I pay someone to do our taxes. Today was the day where I make my annual visit to the converted garage of Gus Johnston and his aptly named Johnston’s Tax Service to determine how much extra money I paid the government this year. I should make a better effort of balancing out such silliness as dependants and withholdings, but frankly I don’t care. I would rather get a large sum from the government then find myself owing when it comes down to it. I don’t mind paying income taxes, per se. I could do without the ridiculous property taxes I pay, but that’s not the reason I’m talking about taxes.
Abby took less than an hour to get everything filed. For $100, she got everything filed neatly and nicely for me and helped me figure out how to deal with The Kid’s expenses (Side Note: If you didn’t know, The Kid has Celiac disease. The only treatment is dietary change, so the difference between regular products (say, a 99-cent loaf of Wegmans white bread) and gluten-free products (a $5.49 loaf of Udi’s “white” bread) is deductible.). I did the research; she did the heavy lifting of calculations and whatnot.
Which brings me to my point. Even if I were a certified tax preparer, I ‘m pretty sure I would hire someone to do my taxes. It strikes me as lunacy that people do this on their own, spending as much on software programs like TurboTax as I do with Abby. I suppose if you itemize nothing and have no dependants it is fine, but why take the chance? Spend all afternoon fiddling with things on TurboTax or sitting on the couch whining about people who waste time using TurboTax? Only one way to go, right?
Anyhow, quick footnote on today’s shopping trip to Wegmans. The dairy department is undergoing a renovation, resulting in about 16-feet of cooler space being blocked off.
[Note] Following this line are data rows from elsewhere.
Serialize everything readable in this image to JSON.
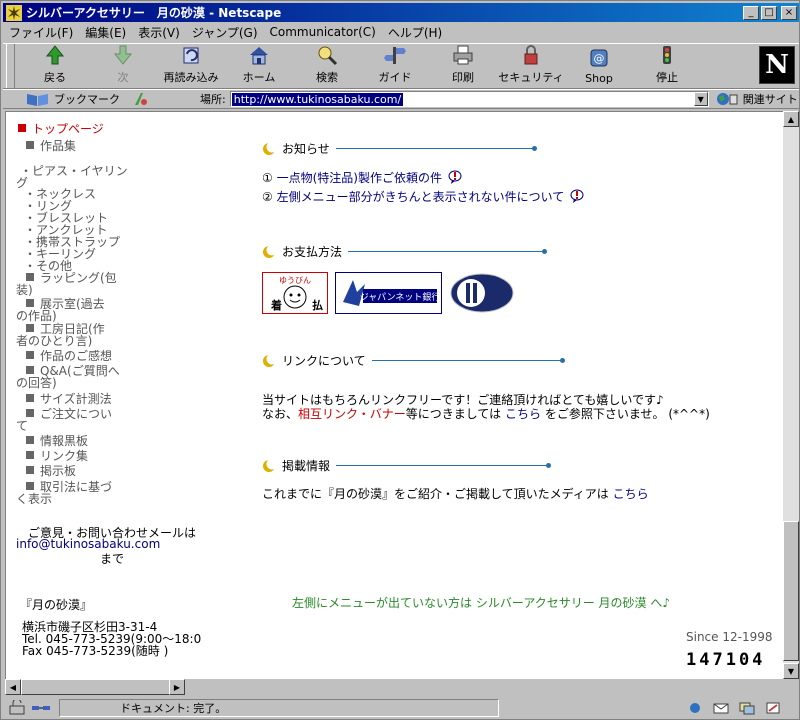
{
  "window": {
    "title": "シルバーアクセサリー　月の砂漠 - Netscape",
    "buttons": {
      "minimize": "_",
      "maximize": "□",
      "close": "×"
    }
  },
  "menu": [
    "ファイル(F)",
    "編集(E)",
    "表示(V)",
    "ジャンプ(G)",
    "Communicator(C)",
    "ヘルプ(H)"
  ],
  "toolbar": {
    "buttons": [
      {
        "label": "戻る",
        "icon": "back-arrow-icon",
        "disabled": false
      },
      {
        "label": "次",
        "icon": "forward-arrow-icon",
        "disabled": true
      },
      {
        "label": "再読み込み",
        "icon": "reload-icon",
        "disabled": false
      },
      {
        "label": "ホーム",
        "icon": "home-icon",
        "disabled": false
      },
      {
        "label": "検索",
        "icon": "search-icon",
        "disabled": false
      },
      {
        "label": "ガイド",
        "icon": "guide-icon",
        "disabled": false
      },
      {
        "label": "印刷",
        "icon": "print-icon",
        "disabled": false
      },
      {
        "label": "セキュリティ",
        "icon": "security-lock-icon",
        "disabled": false
      },
      {
        "label": "Shop",
        "icon": "shop-icon",
        "disabled": false
      },
      {
        "label": "停止",
        "icon": "stop-icon",
        "disabled": false
      }
    ],
    "logo": "N"
  },
  "location": {
    "bookmark_label": "ブックマーク",
    "label": "場所:",
    "url": "http://www.tukinosabaku.com/",
    "related_label": "関連サイト"
  },
  "left_nav": {
    "items": [
      {
        "label": "トップページ",
        "current": true,
        "square": true
      },
      {
        "label": "作品集",
        "current": false,
        "square": true
      },
      {
        "label": "・ピアス・イヤリン",
        "current": false,
        "square": false
      },
      {
        "label": "グ",
        "current": false,
        "square": false
      },
      {
        "label": "・ネックレス",
        "current": false,
        "square": false
      },
      {
        "label": "・リング",
        "current": false,
        "square": false
      },
      {
        "label": "・ブレスレット",
        "current": false,
        "square": false
      },
      {
        "label": "・アンクレット",
        "current": false,
        "square": false
      },
      {
        "label": "・携帯ストラップ",
        "current": false,
        "square": false
      },
      {
        "label": "・キーリング",
        "current": false,
        "square": false
      },
      {
        "label": "・その他",
        "current": false,
        "square": false
      },
      {
        "label": "ラッピング(包",
        "current": false,
        "square": true
      },
      {
        "label": "装)",
        "current": false,
        "square": false
      },
      {
        "label": "展示室(過去",
        "current": false,
        "square": true
      },
      {
        "label": "の作品)",
        "current": false,
        "square": false
      },
      {
        "label": "工房日記(作",
        "current": false,
        "square": true
      },
      {
        "label": "者のひとり言)",
        "current": false,
        "square": false
      },
      {
        "label": "作品のご感想",
        "current": false,
        "square": true
      },
      {
        "label": "Q&A(ご質問へ",
        "current": false,
        "square": true
      },
      {
        "label": "の回答)",
        "current": false,
        "square": false
      },
      {
        "label": "サイズ計測法",
        "current": false,
        "square": true
      },
      {
        "label": "ご注文につい",
        "current": false,
        "square": true
      },
      {
        "label": "て",
        "current": false,
        "square": false
      },
      {
        "label": "情報黒板",
        "current": false,
        "square": true
      },
      {
        "label": "リンク集",
        "current": false,
        "square": true
      },
      {
        "label": "掲示板",
        "current": false,
        "square": true
      },
      {
        "label": "取引法に基づ",
        "current": false,
        "square": true
      },
      {
        "label": "く表示",
        "current": false,
        "square": false
      }
    ],
    "contact_line1": "ご意見・お問い合わせメールは",
    "contact_email": "info@tukinosabaku.com",
    "contact_line3": "まで",
    "shop_name": "『月の砂漠』",
    "address": "横浜市磯子区杉田3-31-4",
    "tel": "Tel. 045-773-5239(9:00〜18:0",
    "fax": "Fax 045-773-5239(随時 )"
  },
  "main": {
    "news_title": "お知らせ",
    "news_items": [
      {
        "num": "①",
        "text": "一点物(特注品)製作ご依頼の件"
      },
      {
        "num": "②",
        "text": "左側メニュー部分がきちんと表示されない件について"
      }
    ],
    "payment_title": "お支払方法",
    "payment_logos": {
      "cod_top": "ゆうびん",
      "cod_left": "着",
      "cod_right": "払",
      "bank": "ジャパンネット銀行"
    },
    "link_title": "リンクについて",
    "link_line1": "当サイトはもちろんリンクフリーです！ご連絡頂ければとても嬉しいです♪",
    "link_line2_a": "なお、",
    "link_line2_red": "相互リンク・バナー",
    "link_line2_b": "等につきましては",
    "link_line2_link": "こちら",
    "link_line2_c": "をご参照下さいませ。 (*^^*)",
    "media_title": "掲載情報",
    "media_line": "これまでに『月の砂漠』をご紹介・ご掲載して頂いたメディアは",
    "media_link": "こちら",
    "menu_notice": "左側にメニューが出ていない方は シルバーアクセサリー 月の砂漠 へ♪",
    "since": "Since 12-1998",
    "counter": "147104"
  },
  "status": {
    "text": "ドキュメント: 完了。"
  }
}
And, for the first time in recent memory, I was able to actually walk from the meat case to the grocery department without homicidal rage against the hens that park their asses in front of the yogurt to compare ingredients, or in front of the sour cream to see what advancements in dip technology have been made since the last time they purchased French onion dip, or (my personal favorite) parents with the gigantic should-be-illegal carts who use that moment in time to stop and prepare a four-course meal for their precious snowflake because they cannot wait 30 more seconds to eat even though there are children in the Sudan that do days between meals.
So, thumbs up to Wegmans. Unfortunately, I don’t think that this is a permanent change.